Partnership minyanim offer Orthodox women a leading role. Aurora Mendelsohn explores why rabbis are pushing back against these new egalitarian forms of prayer.
Observant career women face a special challenge in balancing work with the demands of home. Unfortunately, Judaism has not yet lightened the burden on them.
Jewish day school is expensive and the cost is beyond the reach of many families. The solution could be income-based tuition fees, argues Aurora Mendelsohn.
The African-American spiritual “Go Down Moses” is a staple of contemporary Haggadot. Aurora Mendelsohn plumbs the history and lyrics of the song — once a rallying cry for escaped slaves.
Last month, our Jay Michaelson, in a column titled “Religion is Actually Spirituality,” argued that “even the most diehard, hyper-rational, Lithuanian Orthodox, High Reform, or otherwise non- or anti-spiritual religionists perform religious acts because they want to feel a certain way. In other words, religion is a form of spirituality.” Michaelson’s take on the relationship between religion and spirituality drew spirited retorts from readers Aurora Mendelsohn, a Toronto biostatistician, and Alan Krinsky, a monthly columnist for the Jewish Voice & Herald in Providence, R.I. Their critiques are published below, as is Michaelson’s response.
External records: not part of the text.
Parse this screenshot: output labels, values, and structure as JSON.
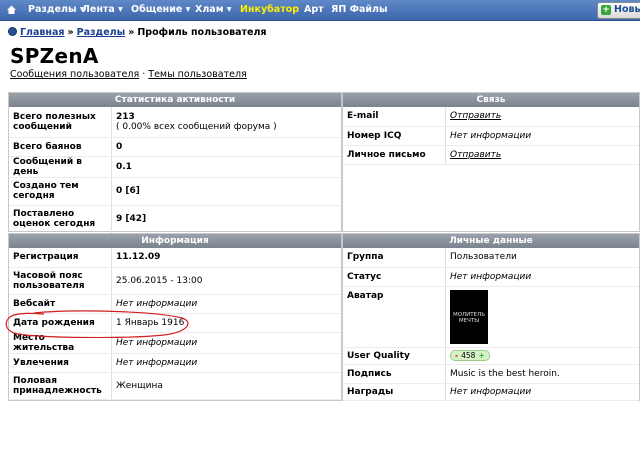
{
  "topbar": {
    "items": [
      {
        "label": "Разделы ▾"
      },
      {
        "label": "Лента ▾"
      },
      {
        "label": "Общение ▾"
      },
      {
        "label": "Хлам ▾"
      },
      {
        "label": "Инкубатор"
      },
      {
        "label": "Арт"
      },
      {
        "label": "ЯП Файлы"
      }
    ],
    "new_label": "Новы"
  },
  "breadcrumb": {
    "home": "Главная",
    "sep": "»",
    "sections": "Разделы",
    "current": "Профиль пользователя"
  },
  "user": {
    "name": "SPZenA",
    "link_posts": "Сообщения пользователя",
    "divider": "·",
    "link_topics": "Темы пользователя"
  },
  "stats": {
    "title": "Статистика активности",
    "rows": [
      {
        "label": "Всего полезных сообщений",
        "value": "213",
        "sub": "( 0.00% всех сообщений форума )"
      },
      {
        "label": "Всего баянов",
        "value": "0"
      },
      {
        "label": "Сообщений в день",
        "value": "0.1"
      },
      {
        "label": "Создано тем сегодня",
        "value": "0 [6]"
      },
      {
        "label": "Поставлено оценок сегодня",
        "value": "9 [42]"
      }
    ]
  },
  "contact": {
    "title": "Связь",
    "rows": [
      {
        "label": "E-mail",
        "value": "Отправить"
      },
      {
        "label": "Номер ICQ",
        "value": "Нет информации"
      },
      {
        "label": "Личное письмо",
        "value": "Отправить"
      }
    ]
  },
  "info": {
    "title": "Информация",
    "rows": [
      {
        "label": "Регистрация",
        "value": "11.12.09"
      },
      {
        "label": "Часовой пояс пользователя",
        "value": "25.06.2015 - 13:00"
      },
      {
        "label": "Вебсайт",
        "value": "Нет информации"
      },
      {
        "label": "Дата рождения",
        "value": "1 Январь 1916"
      },
      {
        "label": "Место жительства",
        "value": "Нет информации"
      },
      {
        "label": "Увлечения",
        "value": "Нет информации"
      },
      {
        "label": "Половая принадлежность",
        "value": "Женщина"
      }
    ]
  },
  "personal": {
    "title": "Личные данные",
    "rows": [
      {
        "label": "Группа",
        "value": "Пользователи"
      },
      {
        "label": "Статус",
        "value": "Нет информации"
      },
      {
        "label": "Аватар",
        "value": "МОЛИТЕЛЬ МЕЧТЫ"
      },
      {
        "label": "User Quality",
        "minus": "-",
        "value": "458",
        "plus": "+"
      },
      {
        "label": "Подпись",
        "value": "Music is the best heroin."
      },
      {
        "label": "Награды",
        "value": "Нет информации"
      }
    ]
  },
  "colors": {
    "accent": "#ffee00",
    "nav_bar": "#4a74b8",
    "panel_header": "#8a919b",
    "annotation": "#d02020"
  }
}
At the first Seder my husband and I hosted in 1999, we eagerly incorporated two feminist rituals we had seen in the Ma’yan Passover Haggadah. We placed a Miriam’s Cup (a wedding gift from several years beforehand) on our Seder table and an orange on our Seder plate. Our mothers cheered.
On a Friday night at my shul, the children gathered to hear the rabbi tell an after-dinner story. His engaging style had them riveted to the tale of a bubbe who teaches her little grandson all about how faith and song magically hid her in the shtetl from the Cossacks.